“Financial cuts to this peak body that provides high quality policy advice, resources and guidance will ultimately affect the standard of services provided especially to those who most need the services – the poor, the homeless, the socially marginalised, and the indigenous.”

“ADCA was established in 1966 and has been a well-respected by all governments since that time.  To defund so swiftly and without explanation is incorrigible”, said Brian McConnell. “And the annual Drug Action Week organised throughout Australia by ADCA has provided an excellent week for the AOD sector to publicise its services to the public”.

Without this organisation those in the AOD sector will be left floundering for information and support.

Mr McConnell urged the federal government to reconsider this poor short-sighted decision.



ADCA Defunded By Abbott Government

Here on the Drug Blog we don’t usually get overtly political in regard to Governments, but here’s an appalling example of the current Commonwealth Government’s approach:


Funding for the Alcohol and other Drugs Council (ADCA), the national peak body representing organisations and workers in the sector, has been axed by the assistant Minister for Health, Senator Fiona Nash.

ADCA was notified yesterday of the decision to cut core funding for its day to day operations and individual projects; this prompted an emergency meeting of the ADCA Board last night where directors unanimously agreed to put the organisation into voluntary administration.

ADCA has been funded continuously as the national peak for nearly half a century. As the latest casualty in the new coalition government’s austerity drive, the impact of this decision will be felt across the community according to the organisation’s patron, Professor Ian Webster AO. “In 46 years, this is the only government that has decided it can do without ADCA’s advice,” Professor Webster said.

Governments of all persuasions have for years approached ADCA for advice on alcohol and other drug (AOD) matters, trusting its reputation as a reliable, balanced source. While such advice may not have always been palatable to them, it has always been unbiased and evidence based.

“The government’s decision is a devastating blow to the sector and undermines years of work to minimise alcohol and other drug-related harm across the Australian community. It effectively erases decades of corporate knowledge – and leaves the sector without representation at a national level,” ADCA Chair Dr Mal Washer said.

ADCA’s National Drug Sector Information Service, a repository of nearly 100,000 AOD resources, will effectively shut down as a result.

“This is one of the world’s most comprehensive AOD library services which has been accessed for years by other libraries and individuals worldwide. Its contribution to clinical practice and professional development is inestimable,” according to ADCA Vice President Professor Alison Ritter.

Other projects and services affected by the funding cut include:

  • Drug Action Week, which for 16 years has allowed communities Australia wide to raise awareness and commemorate those working to reduce AOD harm – and the associated National Drug and Alcohol Awards
  • The National Inhalants Information Service, the first central online information source for volatile substance misuse
  • The Register of Australian Drug and Alcohol Research and,
  • Drugfields, a new project designed to encourage and support workforce development.

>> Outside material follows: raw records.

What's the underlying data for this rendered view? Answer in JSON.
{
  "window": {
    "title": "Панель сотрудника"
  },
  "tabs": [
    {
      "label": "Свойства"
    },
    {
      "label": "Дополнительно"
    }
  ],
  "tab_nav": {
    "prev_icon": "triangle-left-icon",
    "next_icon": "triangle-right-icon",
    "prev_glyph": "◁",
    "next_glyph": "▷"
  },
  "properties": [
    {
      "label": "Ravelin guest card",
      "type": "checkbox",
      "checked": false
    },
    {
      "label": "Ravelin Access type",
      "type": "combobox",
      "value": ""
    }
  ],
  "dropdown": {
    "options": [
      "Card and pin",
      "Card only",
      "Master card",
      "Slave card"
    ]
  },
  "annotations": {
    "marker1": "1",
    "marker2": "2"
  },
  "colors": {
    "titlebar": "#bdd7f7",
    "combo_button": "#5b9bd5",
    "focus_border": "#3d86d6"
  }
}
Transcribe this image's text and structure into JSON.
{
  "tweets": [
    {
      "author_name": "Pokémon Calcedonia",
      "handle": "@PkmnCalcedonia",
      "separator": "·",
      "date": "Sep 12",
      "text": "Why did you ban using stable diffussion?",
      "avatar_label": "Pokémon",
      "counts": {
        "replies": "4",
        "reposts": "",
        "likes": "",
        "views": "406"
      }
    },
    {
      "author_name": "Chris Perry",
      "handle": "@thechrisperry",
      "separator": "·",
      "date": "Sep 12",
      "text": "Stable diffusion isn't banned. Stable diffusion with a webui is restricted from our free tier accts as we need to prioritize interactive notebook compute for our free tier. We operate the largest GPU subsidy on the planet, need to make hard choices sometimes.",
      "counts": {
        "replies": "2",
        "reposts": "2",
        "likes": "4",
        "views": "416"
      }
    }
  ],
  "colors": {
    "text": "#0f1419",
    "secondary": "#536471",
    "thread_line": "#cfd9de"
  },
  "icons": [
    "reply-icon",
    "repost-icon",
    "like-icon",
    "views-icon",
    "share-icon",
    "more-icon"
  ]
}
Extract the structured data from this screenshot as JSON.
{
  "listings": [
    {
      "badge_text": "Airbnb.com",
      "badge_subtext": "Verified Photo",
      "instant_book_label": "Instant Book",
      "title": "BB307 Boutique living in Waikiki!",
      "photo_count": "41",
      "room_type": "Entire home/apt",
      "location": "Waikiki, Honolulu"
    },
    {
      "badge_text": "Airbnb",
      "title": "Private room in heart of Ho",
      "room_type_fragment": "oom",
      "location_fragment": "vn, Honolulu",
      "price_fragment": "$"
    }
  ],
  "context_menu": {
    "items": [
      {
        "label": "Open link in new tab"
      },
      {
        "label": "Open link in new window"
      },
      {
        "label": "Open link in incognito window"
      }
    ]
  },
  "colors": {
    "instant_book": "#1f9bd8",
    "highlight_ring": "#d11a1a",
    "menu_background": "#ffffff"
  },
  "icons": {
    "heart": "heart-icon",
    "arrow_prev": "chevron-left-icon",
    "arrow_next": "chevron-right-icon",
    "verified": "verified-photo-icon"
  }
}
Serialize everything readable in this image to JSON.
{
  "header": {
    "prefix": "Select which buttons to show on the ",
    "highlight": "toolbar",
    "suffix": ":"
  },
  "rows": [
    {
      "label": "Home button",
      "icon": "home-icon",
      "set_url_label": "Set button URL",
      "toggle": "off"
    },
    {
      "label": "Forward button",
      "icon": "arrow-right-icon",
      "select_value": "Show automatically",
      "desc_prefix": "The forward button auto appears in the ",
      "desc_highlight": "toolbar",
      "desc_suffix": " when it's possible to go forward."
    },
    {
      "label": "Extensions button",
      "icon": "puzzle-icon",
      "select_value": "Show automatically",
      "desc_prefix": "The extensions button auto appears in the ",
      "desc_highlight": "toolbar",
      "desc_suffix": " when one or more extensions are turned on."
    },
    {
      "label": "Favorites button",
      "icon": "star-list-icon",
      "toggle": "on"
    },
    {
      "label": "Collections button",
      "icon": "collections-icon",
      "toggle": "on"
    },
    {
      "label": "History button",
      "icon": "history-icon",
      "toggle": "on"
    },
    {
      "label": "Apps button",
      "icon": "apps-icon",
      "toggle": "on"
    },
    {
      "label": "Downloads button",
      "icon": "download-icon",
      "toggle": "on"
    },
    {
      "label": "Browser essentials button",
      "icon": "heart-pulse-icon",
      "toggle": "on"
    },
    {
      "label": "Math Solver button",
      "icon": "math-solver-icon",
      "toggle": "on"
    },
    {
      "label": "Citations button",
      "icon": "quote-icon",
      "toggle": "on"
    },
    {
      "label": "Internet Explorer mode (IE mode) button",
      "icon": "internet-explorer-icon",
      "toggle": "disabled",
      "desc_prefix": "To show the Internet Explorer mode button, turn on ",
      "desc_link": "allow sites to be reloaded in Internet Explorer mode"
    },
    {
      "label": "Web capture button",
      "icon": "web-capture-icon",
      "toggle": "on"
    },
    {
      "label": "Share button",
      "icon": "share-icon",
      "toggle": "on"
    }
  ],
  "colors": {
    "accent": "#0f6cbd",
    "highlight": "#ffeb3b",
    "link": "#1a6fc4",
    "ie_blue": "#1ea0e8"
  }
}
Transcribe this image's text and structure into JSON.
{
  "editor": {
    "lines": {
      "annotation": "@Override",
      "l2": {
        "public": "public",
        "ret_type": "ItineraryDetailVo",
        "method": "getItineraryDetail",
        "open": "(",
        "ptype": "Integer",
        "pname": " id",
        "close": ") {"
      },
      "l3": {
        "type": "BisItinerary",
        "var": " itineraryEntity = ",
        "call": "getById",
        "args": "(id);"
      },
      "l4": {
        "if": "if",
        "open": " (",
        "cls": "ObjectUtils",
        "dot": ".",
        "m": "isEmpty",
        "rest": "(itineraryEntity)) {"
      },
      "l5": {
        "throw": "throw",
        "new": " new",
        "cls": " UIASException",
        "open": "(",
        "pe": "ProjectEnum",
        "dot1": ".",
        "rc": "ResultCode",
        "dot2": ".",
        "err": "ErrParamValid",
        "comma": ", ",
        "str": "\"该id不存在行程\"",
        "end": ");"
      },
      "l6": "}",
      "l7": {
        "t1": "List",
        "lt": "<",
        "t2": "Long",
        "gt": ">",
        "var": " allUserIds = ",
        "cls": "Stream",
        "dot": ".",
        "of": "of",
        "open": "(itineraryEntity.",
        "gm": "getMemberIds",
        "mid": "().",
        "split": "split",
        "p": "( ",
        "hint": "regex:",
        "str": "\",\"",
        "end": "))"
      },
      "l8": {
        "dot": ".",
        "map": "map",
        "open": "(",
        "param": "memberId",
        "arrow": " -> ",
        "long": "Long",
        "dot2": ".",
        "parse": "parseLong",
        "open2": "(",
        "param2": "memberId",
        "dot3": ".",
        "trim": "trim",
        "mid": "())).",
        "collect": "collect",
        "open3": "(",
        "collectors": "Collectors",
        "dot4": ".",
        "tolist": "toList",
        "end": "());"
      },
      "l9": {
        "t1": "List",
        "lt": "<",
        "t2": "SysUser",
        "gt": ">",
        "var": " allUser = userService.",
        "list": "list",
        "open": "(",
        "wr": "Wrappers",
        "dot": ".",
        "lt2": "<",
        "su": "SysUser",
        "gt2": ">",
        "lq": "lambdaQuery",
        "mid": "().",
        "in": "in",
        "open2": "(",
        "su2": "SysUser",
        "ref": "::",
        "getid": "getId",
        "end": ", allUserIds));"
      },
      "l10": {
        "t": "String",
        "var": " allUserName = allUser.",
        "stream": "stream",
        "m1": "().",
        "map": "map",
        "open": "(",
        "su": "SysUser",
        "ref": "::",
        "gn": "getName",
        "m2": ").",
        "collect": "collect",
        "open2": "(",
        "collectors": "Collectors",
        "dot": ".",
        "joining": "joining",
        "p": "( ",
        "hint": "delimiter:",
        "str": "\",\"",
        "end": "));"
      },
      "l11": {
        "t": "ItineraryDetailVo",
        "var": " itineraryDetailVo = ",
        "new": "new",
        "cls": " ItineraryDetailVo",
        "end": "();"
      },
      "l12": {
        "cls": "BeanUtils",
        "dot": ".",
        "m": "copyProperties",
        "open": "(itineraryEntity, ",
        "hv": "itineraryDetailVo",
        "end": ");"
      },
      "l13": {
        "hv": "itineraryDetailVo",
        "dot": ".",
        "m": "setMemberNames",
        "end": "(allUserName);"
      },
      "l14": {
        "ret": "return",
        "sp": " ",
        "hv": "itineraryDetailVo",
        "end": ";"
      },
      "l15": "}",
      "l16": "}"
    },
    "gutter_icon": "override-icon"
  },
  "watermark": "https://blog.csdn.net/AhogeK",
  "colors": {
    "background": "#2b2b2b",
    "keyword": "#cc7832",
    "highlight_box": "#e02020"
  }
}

“Each of these is highly significant to research, awareness and the sector’s future workforce,” Ian Webster said. “Workforce sustainability must rank as one of the most important issues of our time – regardless of the sector.”

“The government needs to reconsider its shortsighted decision. Every day, media outlets are full of stories of AOD related violence, crime, the disadvantaged, homelessness and poverty. The cost to the community is crippling, yet governments seem oblivious to it.

“One major group affected by serious AOD-related harm is our first Australians. The Prime Minister wants to be a Prime Minister for Aboriginal Australia. He needs to understand how this decision will further alienate the peoples he claims he wants to represent,” Professor Webster said.



1. Here’s ADCA’s patron, Prof Ian Webster, on the decision – link.

2. Story in the Herald Sun

3. Sky News story